GLASGOW — Unless you have previously attended a midnight showing, it’s hard to truly explain what to expect. Each one is different in its own way – the fans and source material differ, after all – but at their core, they all hold the same distinct similarities.
First and foremost, there is a lot of waiting involved. A lot. The most dedicated of fans will be in line when the doors open, while the rest will gradually trickle in, all eagerly awaiting the first stroke of midnight.
Midnight premieres present the perfect opportunity for fans of a variety of ages and backgrounds to come together and share something that they all have in common; something that they have been anticipating for months, for years. Whether you’ve read the books or not, are a new fan or an old, the excitement is palpable.
While waiting in line can be quite the experience, it isn’t until you’re finally in the theater that things really begin to get heated. Popcorn is tossed from seat to seat (or from hand to hair) and the crowd screams as the screen finally brightens. …
Only to sigh dejectedly as a Coca-Cola commercial appears instead.
But the excitement picks back up as the remaining previews air, fans cheering for the movies they want to see the most, booing when they see something they don’t particularly love. (The reaction to the Breaking Dawn teaser? Quite possibly the funniest thing I have seen.) Throughout the movie, though, fans unite in a flurry of emotions. They sob together, laugh together, and cheer together.
According to the manager of Highland Cinemas, Brock Edwards, the Hunger Games premiere is almost on par with the Harry Potter showings. As of 4 p.m. on March 22, they had already sold, “at least 450 tickets and are expecting to have more ticket sales at the door.” Edwards also predicted that the remainder of the weekend would be just as successful due to strong word of mouth surrounding the movie and WuHu’s contributions on the night of the premiere.

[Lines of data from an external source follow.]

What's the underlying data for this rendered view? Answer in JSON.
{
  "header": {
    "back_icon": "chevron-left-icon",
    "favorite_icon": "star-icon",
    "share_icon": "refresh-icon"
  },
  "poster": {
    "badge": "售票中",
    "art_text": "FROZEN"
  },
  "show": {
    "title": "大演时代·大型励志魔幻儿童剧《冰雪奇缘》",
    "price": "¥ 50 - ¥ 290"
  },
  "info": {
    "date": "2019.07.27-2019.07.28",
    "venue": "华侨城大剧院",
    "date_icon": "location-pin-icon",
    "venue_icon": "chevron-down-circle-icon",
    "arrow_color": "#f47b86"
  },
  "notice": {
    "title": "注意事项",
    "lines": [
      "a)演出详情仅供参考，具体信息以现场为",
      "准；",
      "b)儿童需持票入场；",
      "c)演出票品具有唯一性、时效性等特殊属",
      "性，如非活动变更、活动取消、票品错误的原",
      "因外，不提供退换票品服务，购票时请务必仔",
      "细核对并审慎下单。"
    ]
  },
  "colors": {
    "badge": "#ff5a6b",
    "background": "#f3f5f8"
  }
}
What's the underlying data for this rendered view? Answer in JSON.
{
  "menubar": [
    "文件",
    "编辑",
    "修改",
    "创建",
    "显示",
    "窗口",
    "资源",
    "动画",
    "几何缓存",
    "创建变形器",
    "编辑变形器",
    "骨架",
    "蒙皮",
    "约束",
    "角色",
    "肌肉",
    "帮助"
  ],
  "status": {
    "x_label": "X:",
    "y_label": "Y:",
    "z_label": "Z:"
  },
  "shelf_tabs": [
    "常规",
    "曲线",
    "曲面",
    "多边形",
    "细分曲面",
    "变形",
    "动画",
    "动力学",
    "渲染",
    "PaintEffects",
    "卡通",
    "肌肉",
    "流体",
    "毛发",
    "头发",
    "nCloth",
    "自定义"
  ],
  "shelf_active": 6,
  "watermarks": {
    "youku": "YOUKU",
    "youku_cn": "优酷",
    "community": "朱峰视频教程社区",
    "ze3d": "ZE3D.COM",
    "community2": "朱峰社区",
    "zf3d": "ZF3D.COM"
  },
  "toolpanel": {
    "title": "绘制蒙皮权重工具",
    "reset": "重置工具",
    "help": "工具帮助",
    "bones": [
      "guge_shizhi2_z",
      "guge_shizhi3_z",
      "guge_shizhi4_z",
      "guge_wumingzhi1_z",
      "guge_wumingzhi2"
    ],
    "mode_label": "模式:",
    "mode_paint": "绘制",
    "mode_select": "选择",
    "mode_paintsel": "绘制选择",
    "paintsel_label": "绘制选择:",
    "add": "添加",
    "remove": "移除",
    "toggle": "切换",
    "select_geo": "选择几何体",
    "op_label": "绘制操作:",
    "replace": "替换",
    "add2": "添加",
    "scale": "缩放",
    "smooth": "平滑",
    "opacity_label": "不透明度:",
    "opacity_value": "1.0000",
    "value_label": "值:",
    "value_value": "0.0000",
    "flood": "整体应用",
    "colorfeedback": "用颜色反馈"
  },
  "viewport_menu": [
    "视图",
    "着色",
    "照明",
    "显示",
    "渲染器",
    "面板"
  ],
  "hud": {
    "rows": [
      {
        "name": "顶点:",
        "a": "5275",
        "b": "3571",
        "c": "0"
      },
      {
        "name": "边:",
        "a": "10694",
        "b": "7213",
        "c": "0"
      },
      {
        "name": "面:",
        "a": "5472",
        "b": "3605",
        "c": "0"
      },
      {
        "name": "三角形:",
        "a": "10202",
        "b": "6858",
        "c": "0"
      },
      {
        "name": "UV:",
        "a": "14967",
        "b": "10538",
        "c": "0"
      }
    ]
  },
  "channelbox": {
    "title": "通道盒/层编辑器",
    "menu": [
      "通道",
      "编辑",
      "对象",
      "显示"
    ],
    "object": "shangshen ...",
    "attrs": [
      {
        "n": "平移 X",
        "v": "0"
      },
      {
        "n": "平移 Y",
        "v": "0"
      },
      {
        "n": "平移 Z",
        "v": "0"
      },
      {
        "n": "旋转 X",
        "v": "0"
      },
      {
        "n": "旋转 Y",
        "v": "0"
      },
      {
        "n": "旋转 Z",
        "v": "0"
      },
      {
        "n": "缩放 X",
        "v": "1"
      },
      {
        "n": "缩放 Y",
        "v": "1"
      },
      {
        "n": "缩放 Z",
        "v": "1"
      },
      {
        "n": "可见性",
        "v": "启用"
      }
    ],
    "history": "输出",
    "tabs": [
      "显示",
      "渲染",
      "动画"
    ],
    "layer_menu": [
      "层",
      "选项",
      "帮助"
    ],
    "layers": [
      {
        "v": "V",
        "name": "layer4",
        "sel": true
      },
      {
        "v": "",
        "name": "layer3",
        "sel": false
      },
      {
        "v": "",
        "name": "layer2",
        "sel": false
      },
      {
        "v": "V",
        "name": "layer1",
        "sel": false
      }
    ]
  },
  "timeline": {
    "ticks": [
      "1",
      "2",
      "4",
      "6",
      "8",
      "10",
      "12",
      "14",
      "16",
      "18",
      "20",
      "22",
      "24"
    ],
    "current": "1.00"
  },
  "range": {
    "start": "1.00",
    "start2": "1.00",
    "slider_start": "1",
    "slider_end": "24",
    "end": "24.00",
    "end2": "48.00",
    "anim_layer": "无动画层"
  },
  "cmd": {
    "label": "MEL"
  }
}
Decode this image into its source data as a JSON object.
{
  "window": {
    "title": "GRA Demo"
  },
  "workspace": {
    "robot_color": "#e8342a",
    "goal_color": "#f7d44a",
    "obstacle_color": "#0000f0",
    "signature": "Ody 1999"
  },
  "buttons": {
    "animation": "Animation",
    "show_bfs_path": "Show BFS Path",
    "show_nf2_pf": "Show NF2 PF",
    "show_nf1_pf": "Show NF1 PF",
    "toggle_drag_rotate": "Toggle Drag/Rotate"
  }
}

And it’s true; The Hunger Games has spread like wildfire.
For those who have been living under a rock for the last few months, The Hunger Games is the first book in a trilogy written by Suzanne Collins. The books tell the story of Katniss Everdeen, a girl living in a post-apocalyptic world who is selected to compete in a televised game. A game that forces twenty-four children between the ages of twelve and eighteen to fight to the death as a punishment for an uprising that occurred seventy-four years prior.
The country of Panem – the setting of the novel and former North America – was divided into thirteen districts. The districts were essentially colonies, providing the resources to keep The Capitol as lavish as possible. So while those residing in The Capitol live the life of luxury, the surrounding districts live in poverty, barely surviving, as they’re forced to sacrifice two children each year as a form of entertainment for The Capitol.
Josh Doyle, an eighth grader at Barren County Middle School, said that he was most interested in “seeing the portrayal of The Capitol” – from their vibrant colors to their rather eccentric fashion choices. (Really, eccentric seems to be a bit of an understatement if you’ve seen the trailers.) And the film really makes it a priority to examine the way these people live. Living a life where watching children fight to the death is not only accepted, but also a form of entertainment.
As the movie ended and the audience rose to their feet, applause filled the air. At three o’clock in the morning, it didn’t matter how tired they were or the fact that in just a few short hours it would be time for work, for school, it was almost unanimous that they would not have traded the experience for the world. A time to bond with friends and fellow fans in a movie that managed to live up to the hype that had preceded it.
As we enter the opening weekend of the film, apparently The Capitol was right about one thing: the world really will be watching.